From the cover: The waters of Antarctica, June 6th 1998. 23-year-old Matt Lewis has just started his dream job. An observer aboard a deep sea fishing boat, he is mesmerized by his new surroundings: glistening icebergs, killer whales and majestic albatross. As the crew haul in the longline for the day, the waves seem bigger than usual - they are casting shadows on the deck. A storm is brewing. What follows is an astonishing story of human courage, folly and tragedy. With the captain missing, and the crew forced to abandon ship, Lewis leads the escape onto three life rafts, where the battle for survival begins.
This was a fascinating look at a subject I've never given a thought to - longline fishing on the southern ocean for Patagonian Toothfish!
If you remember that solo sailor, Tony Bullimore, who got himself lost down there a few years back, you will recall just how far away from everything and how dangerous that particular patch of water is! The Falklands are hundreds of miles away, Chile is a little closer, and Antarctica's South Georgia island is your best bet if you're in trouble, only 200 nautical miles as the crow flies. So if you're bopping about the briny in a little patch of rubber, you wouldn't be feeling too positive about a happy ending.
The sheer of size the area; the challenges of having an international crew and the language barrier that presented; the short-cuts regarding regulations, safety gear, and modifications to the boat; the weather - a force 7 gale, 10 metre waves, blowing ice and and snow on the water; and the blatant incompetence by the skipper ... all these things combined to create a disaster of epic proportions.

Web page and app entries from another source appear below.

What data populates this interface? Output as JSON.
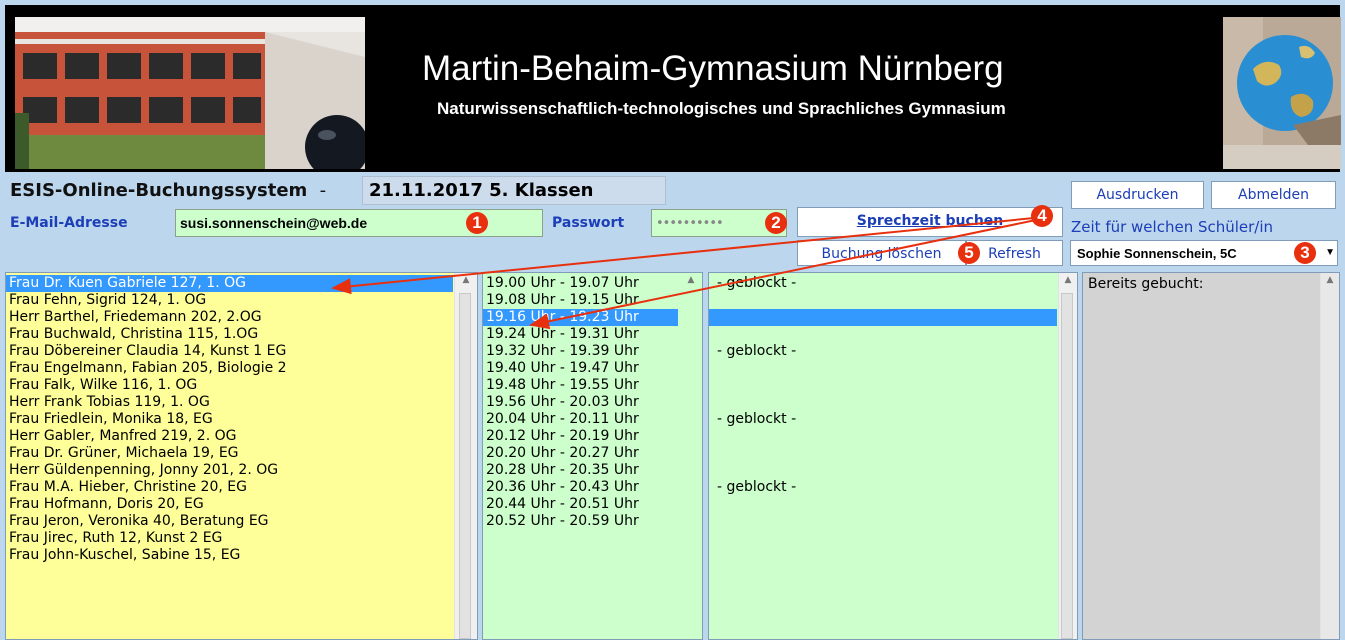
{
  "header": {
    "title": "Martin-Behaim-Gymnasium Nürnberg",
    "subtitle": "Naturwissenschaftlich-technologisches und Sprachliches Gymnasium"
  },
  "booking": {
    "system_title": "ESIS-Online-Buchungssystem",
    "separator": "-",
    "date_info": "21.11.2017  5. Klassen"
  },
  "login": {
    "email_label": "E-Mail-Adresse",
    "email_value": "susi.sonnenschein@web.de",
    "password_label": "Passwort",
    "password_value": "••••••••••"
  },
  "buttons": {
    "book": "Sprechzeit buchen",
    "print": "Ausdrucken",
    "logout": "Abmelden",
    "delete": "Buchung löschen",
    "refresh": "Refresh"
  },
  "student": {
    "label": "Zeit für welchen Schüler/in",
    "selected": "Sophie Sonnenschein, 5C"
  },
  "markers": [
    "1",
    "2",
    "3",
    "4",
    "5"
  ],
  "teachers": [
    "Frau Dr. Kuen Gabriele 127, 1. OG",
    "Frau Fehn, Sigrid 124, 1. OG",
    "Herr Barthel, Friedemann 202, 2.OG",
    "Frau Buchwald, Christina 115, 1.OG",
    "Frau Döbereiner Claudia 14, Kunst 1 EG",
    "Frau Engelmann, Fabian 205, Biologie 2",
    "Frau Falk, Wilke 116, 1. OG",
    "Herr Frank Tobias 119, 1. OG",
    "Frau Friedlein, Monika 18, EG",
    "Herr Gabler, Manfred 219, 2. OG",
    "Frau Dr. Grüner, Michaela 19, EG",
    "Herr Güldenpenning, Jonny 201, 2. OG",
    "Frau M.A. Hieber, Christine 20, EG",
    "Frau Hofmann, Doris 20, EG",
    "Frau Jeron, Veronika 40, Beratung EG",
    "Frau Jirec, Ruth 12, Kunst 2 EG",
    "Frau John-Kuschel, Sabine 15, EG"
  ],
  "slots": [
    "19.00 Uhr - 19.07 Uhr",
    "19.08 Uhr - 19.15 Uhr",
    "19.16 Uhr - 19.23 Uhr",
    "19.24 Uhr - 19.31 Uhr",
    "19.32 Uhr - 19.39 Uhr",
    "19.40 Uhr - 19.47 Uhr",
    "19.48 Uhr - 19.55 Uhr",
    "19.56 Uhr - 20.03 Uhr",
    "20.04 Uhr - 20.11 Uhr",
    "20.12 Uhr - 20.19 Uhr",
    "20.20 Uhr - 20.27 Uhr",
    "20.28 Uhr - 20.35 Uhr",
    "20.36 Uhr - 20.43 Uhr",
    "20.44 Uhr - 20.51 Uhr",
    "20.52 Uhr - 20.59 Uhr"
  ],
  "status": [
    "- geblockt -",
    "",
    "",
    "",
    "- geblockt -",
    "",
    "",
    "",
    "- geblockt -",
    "",
    "",
    "",
    "- geblockt -",
    "",
    ""
  ],
  "booked": {
    "title": "Bereits gebucht:"
  },
  "colors": {
    "accent": "#1c3eb6",
    "marker": "#e8300f",
    "selection": "#3399ff",
    "teacher_bg": "#ffff99",
    "slot_bg": "#ccffcc"
  }
}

I borrowed the Playaway format and Malcolm Hamilton narrated the book well, handling the many accents with aplomb. We also have this book in hard copy, large print and CD audio format. This hour-by-hour account will be enjoyed by readers of non-fiction classics such as 'A Perfect Storm' and 'Touching the Void'.